■ Task to carry out ■
Please copy the data below exactly; none of the pictures in it belong in the copy.
*** Opening of Supplied material ***
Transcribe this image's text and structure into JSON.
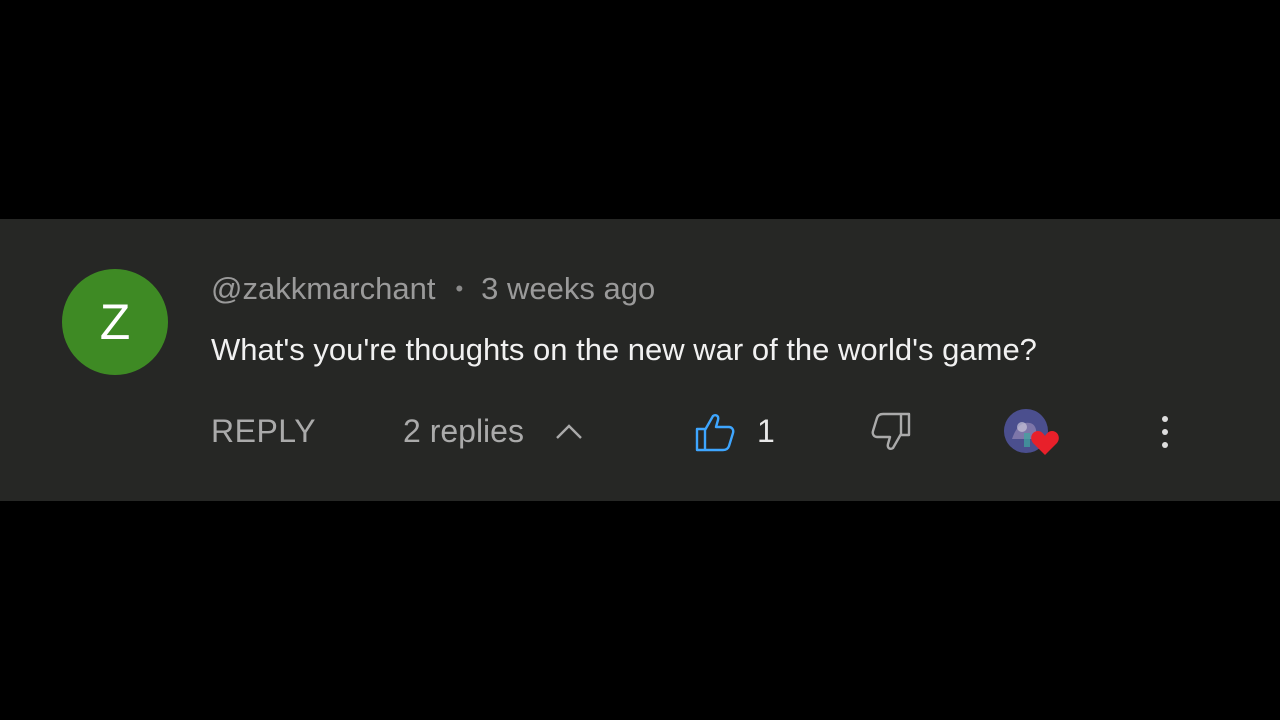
{
  "comment": {
    "avatar_letter": "Z",
    "avatar_color": "#3e8a24",
    "author": "@zakkmarchant",
    "separator": "•",
    "timestamp": "3 weeks ago",
    "text": "What's you're thoughts on the new war of the world's game?"
  },
  "actions": {
    "reply_label": "REPLY",
    "replies_label": "2 replies",
    "like_count": "1",
    "like_icon_color": "#3ea6ff",
    "dislike_icon_color": "#aaaaaa",
    "heart_color": "#e8202a",
    "icons": {
      "chevron": "chevron-up-icon",
      "like": "thumbs-up-icon",
      "dislike": "thumbs-down-icon",
      "heart": "heart-icon",
      "more": "vertical-ellipsis-icon"
    }
  }
}
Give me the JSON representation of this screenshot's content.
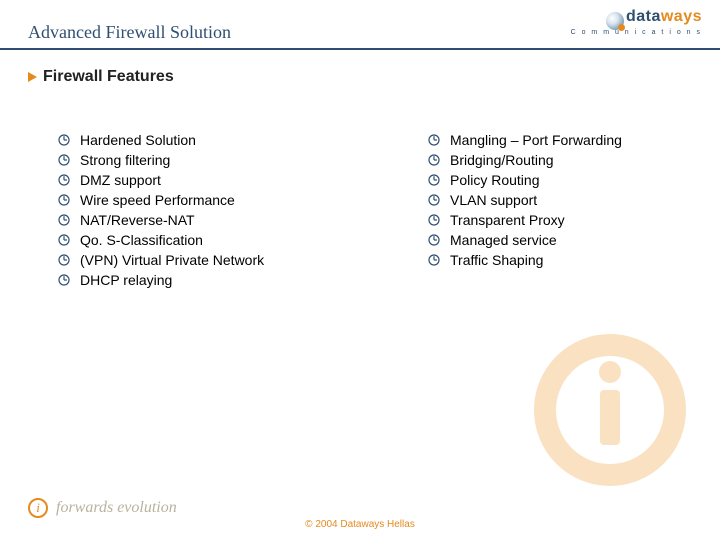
{
  "header": {
    "title": "Advanced Firewall Solution",
    "brand_data": "data",
    "brand_ways": "ways",
    "brand_sub": "C o m m u n i c a t i o n s"
  },
  "section": {
    "title": "Firewall Features"
  },
  "features": {
    "left": [
      "Hardened Solution",
      "Strong filtering",
      "DMZ support",
      "Wire speed Performance",
      "NAT/Reverse-NAT",
      "Qo. S-Classification",
      "(VPN) Virtual Private Network",
      "DHCP relaying"
    ],
    "right": [
      "Mangling – Port Forwarding",
      "Bridging/Routing",
      "Policy Routing",
      "VLAN support",
      "Transparent Proxy",
      "Managed service",
      "Traffic Shaping"
    ]
  },
  "footer": {
    "tagline": "forwards evolution",
    "copyright": "© 2004 Dataways Hellas"
  }
}
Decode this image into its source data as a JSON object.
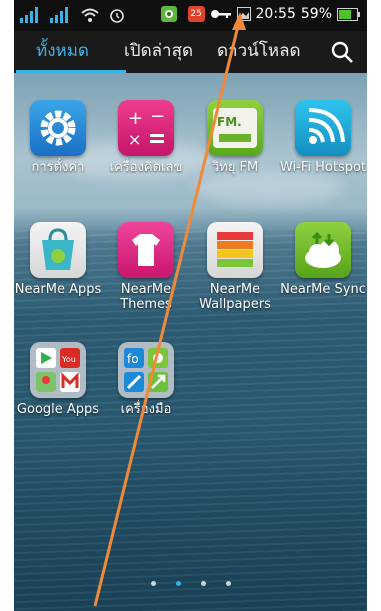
{
  "status_bar": {
    "time": "20:55",
    "battery_percent": "59%",
    "notification_count": "25",
    "icons": [
      "signal-icon",
      "signal-icon",
      "wifi-icon",
      "alarm-icon",
      "green-app-icon",
      "notification-badge-icon",
      "key-icon",
      "image-icon",
      "battery-icon"
    ]
  },
  "tabs": [
    {
      "label": "ทั้งหมด",
      "active": true
    },
    {
      "label": "เปิดล่าสุด",
      "active": false
    },
    {
      "label": "ดาวน์โหลด",
      "active": false
    }
  ],
  "apps": [
    {
      "label": "การตั้งค่า",
      "icon": "settings-gear-icon"
    },
    {
      "label": "เครื่องคิดเลข",
      "icon": "calculator-icon"
    },
    {
      "label": "วิทยุ FM",
      "icon": "fm-radio-icon",
      "icon_text": "FM."
    },
    {
      "label": "Wi-Fi Hotspot",
      "icon": "wifi-hotspot-icon"
    },
    {
      "label": "NearMe Apps",
      "icon": "nearme-apps-icon"
    },
    {
      "label": "NearMe Themes",
      "icon": "nearme-themes-icon"
    },
    {
      "label": "NearMe Wallpapers",
      "icon": "nearme-wallpapers-icon"
    },
    {
      "label": "NearMe Sync",
      "icon": "nearme-sync-icon"
    },
    {
      "label": "Google Apps",
      "icon": "google-apps-folder-icon"
    },
    {
      "label": "เครื่องมือ",
      "icon": "tools-folder-icon"
    }
  ],
  "page_indicator": {
    "count": 4,
    "active_index": 1
  },
  "colors": {
    "accent": "#39b3e6",
    "arrow": "#f08a3a"
  }
}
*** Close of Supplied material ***
■ Output ■
Transcribe this image's text and structure into JSON.
{
  "comment": {
    "avatar_letter": "Z",
    "avatar_color": "#3e8a24",
    "author": "@zakkmarchant",
    "separator": "•",
    "timestamp": "3 weeks ago",
    "text": "What's you're thoughts on the new war of the world's game?"
  },
  "actions": {
    "reply_label": "REPLY",
    "replies_label": "2 replies",
    "like_count": "1",
    "like_icon_color": "#3ea6ff",
    "dislike_icon_color": "#aaaaaa",
    "heart_color": "#e8202a",
    "icons": {
      "chevron": "chevron-up-icon",
      "like": "thumbs-up-icon",
      "dislike": "thumbs-down-icon",
      "heart": "heart-icon",
      "more": "vertical-ellipsis-icon"
    }
  }
}
Give me the JSON representation of this screenshot's content.
{
  "header": {
    "title": "Advanced Firewall Solution",
    "brand_data": "data",
    "brand_ways": "ways",
    "brand_sub": "C o m m u n i c a t i o n s"
  },
  "section": {
    "title": "Firewall Features"
  },
  "features": {
    "left": [
      "Hardened Solution",
      "Strong filtering",
      "DMZ support",
      "Wire speed Performance",
      "NAT/Reverse-NAT",
      "Qo. S-Classification",
      "(VPN) Virtual Private Network",
      "DHCP relaying"
    ],
    "right": [
      "Mangling – Port Forwarding",
      "Bridging/Routing",
      "Policy Routing",
      "VLAN support",
      "Transparent Proxy",
      "Managed service",
      "Traffic Shaping"
    ]
  },
  "footer": {
    "tagline": "forwards evolution",
    "copyright": "© 2004 Dataways Hellas"
  }
}
Decode this image into its source data as a JSON object.
{
  "status_bar": {
    "time": "20:55",
    "battery_percent": "59%",
    "notification_count": "25",
    "icons": [
      "signal-icon",
      "signal-icon",
      "wifi-icon",
      "alarm-icon",
      "green-app-icon",
      "notification-badge-icon",
      "key-icon",
      "image-icon",
      "battery-icon"
    ]
  },
  "tabs": [
    {
      "label": "ทั้งหมด",
      "active": true
    },
    {
      "label": "เปิดล่าสุด",
      "active": false
    },
    {
      "label": "ดาวน์โหลด",
      "active": false
    }
  ],
  "apps": [
    {
      "label": "การตั้งค่า",
      "icon": "settings-gear-icon"
    },
    {
      "label": "เครื่องคิดเลข",
      "icon": "calculator-icon"
    },
    {
      "label": "วิทยุ FM",
      "icon": "fm-radio-icon",
      "icon_text": "FM."
    },
    {
      "label": "Wi-Fi Hotspot",
      "icon": "wifi-hotspot-icon"
    },
    {
      "label": "NearMe Apps",
      "icon": "nearme-apps-icon"
    },
    {
      "label": "NearMe Themes",
      "icon": "nearme-themes-icon"
    },
    {
      "label": "NearMe Wallpapers",
      "icon": "nearme-wallpapers-icon"
    },
    {
      "label": "NearMe Sync",
      "icon": "nearme-sync-icon"
    },
    {
      "label": "Google Apps",
      "icon": "google-apps-folder-icon"
    },
    {
      "label": "เครื่องมือ",
      "icon": "tools-folder-icon"
    }
  ],
  "page_indicator": {
    "count": 4,
    "active_index": 1
  },
  "colors": {
    "accent": "#39b3e6",
    "arrow": "#f08a3a"
  }
}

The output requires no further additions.